Thursday's incident suggested that armed deserters are turning increasingly from defending civilian protesters against violent repression by Assad's security forces to an offensive of ambushes and roadside bombs, raising the spectre of civil war.
On Friday, Syrian troops fired at random into an anti-Assad demonstration after Muslim prayers in the village of Kfar Laha northwest of the city of Homs, killing one man and wounding 10 people, opposition activists said.
Western and Arab countries have been intensifying punitive sanctions to press Assad to carry out pledges to halt bloodshed by withdrawing forces from restive cities, admitting Arab League observers and starting transition talks with the opposition.
Royal Dutch Shell said it would be shutting down in Syria to comply with EU sanctions slapped on Syria's economically vital oil and financial sectors the day before.

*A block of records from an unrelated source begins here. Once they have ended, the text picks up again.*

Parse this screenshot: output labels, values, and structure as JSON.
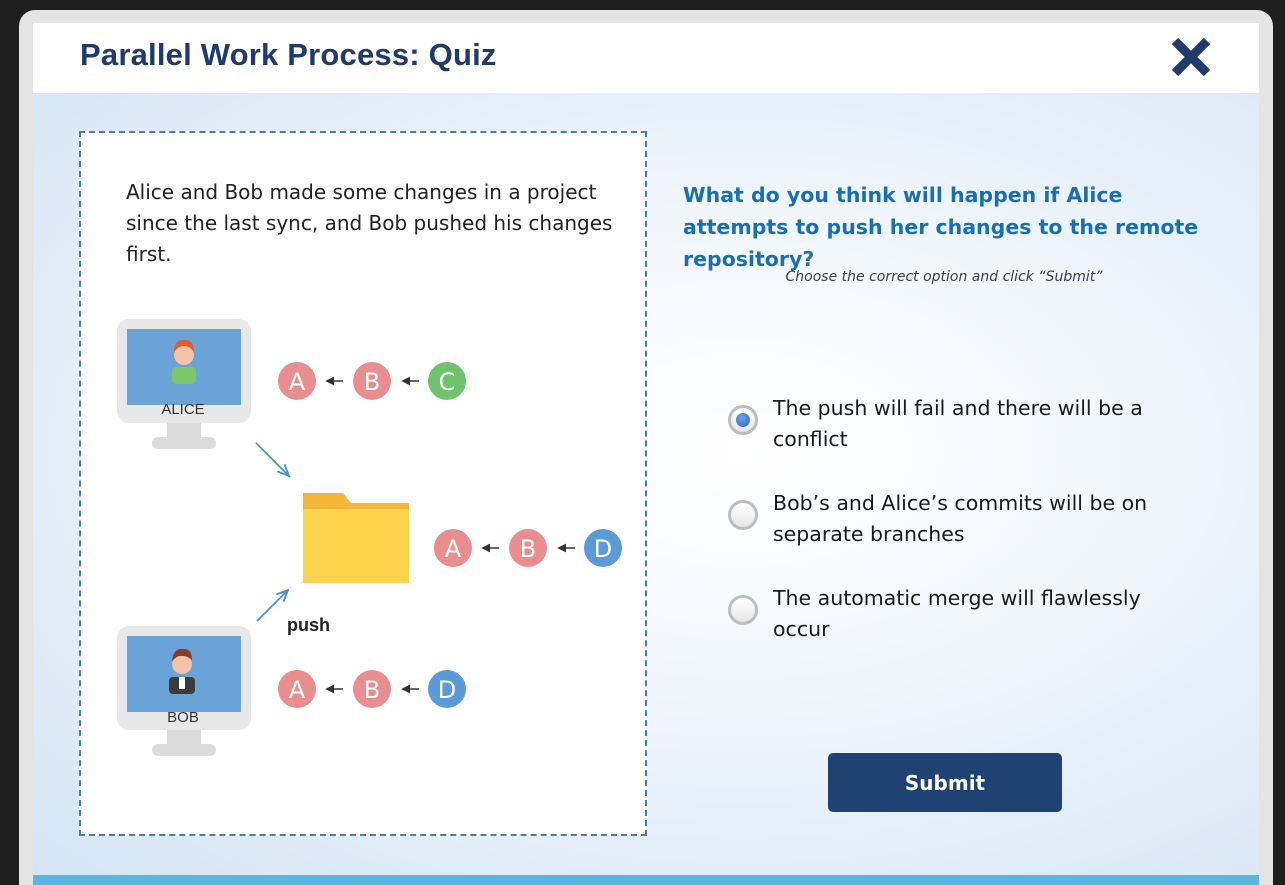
{
  "modal": {
    "title": "Parallel Work Process: Quiz"
  },
  "scenario": {
    "text": "Alice and Bob made some changes in a project since the last sync, and Bob pushed his changes first."
  },
  "diagram": {
    "alice_label": "ALICE",
    "bob_label": "BOB",
    "push_label": "push",
    "alice_commits": [
      "A",
      "B",
      "C"
    ],
    "remote_commits": [
      "A",
      "B",
      "D"
    ],
    "bob_commits": [
      "A",
      "B",
      "D"
    ],
    "colors": {
      "commit_red": "#e88e8e",
      "commit_green": "#6fc46b",
      "commit_blue": "#5b9ad8",
      "folder": "#fcd34d",
      "monitor_screen": "#6aa3d8",
      "arrow": "#4a8fd4"
    }
  },
  "quiz": {
    "question": "What do you think will happen if Alice attempts to push her changes to the remote repository?",
    "instruction": "Choose the correct option and click “Submit”",
    "options": [
      {
        "label": "The push will fail and there will be a conflict",
        "selected": true
      },
      {
        "label": "Bob’s and Alice’s commits will be on separate branches",
        "selected": false
      },
      {
        "label": "The automatic merge will flawlessly occur",
        "selected": false
      }
    ],
    "submit_label": "Submit"
  },
  "colors": {
    "title": "#1f3b6b",
    "question": "#1a6fb3",
    "submit_bg": "#1f4273",
    "bottom_bar": "#5cb6e4"
  },
  "icons": {
    "close": "close-x-icon",
    "alice_computer": "computer-icon",
    "bob_computer": "computer-icon",
    "repository": "folder-icon"
  }
}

A Shell spokesman said: "Our main priority is the safety of our employees ... We hope the situation improves quickly for all Syrians."
The EU on Friday extended sanctions to three Syrian oil concerns, including the state-owned General Petroleum Corporation (GPC) and Syria Trading Oil (Sytrol), to crank up the financial pressure on the Assad government.
The three oil concerns were among 11 entities and 12 Syrian leadership figures added to an EU blacklist now aimed in part at bringing the Syrian ventures of oil giants to a halt. Royal Dutch Shell was the first to bow out. [ID: nL5E7K50S9]
Syrian oil comprises under 1 percent of daily world output but accounts for a big chunk of Syrian government earnings.
The expanded EU sanctions list encompasses media companies and firms the EU says supply sensitive equipment to a research centre that supports Assad's suppression of dissent. The United States and the Arab League have also imposed an array of economic sanctions and banned travel by some Syrian VIPs.
CALL FOR INTERNATIONAL ACTION
U.N. High Commissioner for Human Rights Navi Pillay called for international action to protect Syria's civilian population from "continual ruthless repression that, if not stopped now, can drive the country into a full-fledged civil war".
More than 4,000 people have been killed, including 307 children, in the military crackdown on unrest since March and more than 14,000 people are believed to be held in detention, she told an emergency session of the U.N. Human Rights Council.
"In light of the manifest failure of the Syrian authorities to protect their citizens, the international community needs to take urgent and effective measures to protect the Syrian people," Pillay said in Geneva. "All acts of murder, torture and other forms of violence must be immediately stopped.
Pillay did not spell out what measures world powers should take. Russian and Chinese envoys, whose governments have blocked tougher U.N. sanctions on Syria, brushed aside her appeal.
"We would like to warn against illegal interference by outside forces even under the pretext of protecting human rights. "This will have serious and unforeseen consequences," Russia's Valery Loshchinin told the Council session.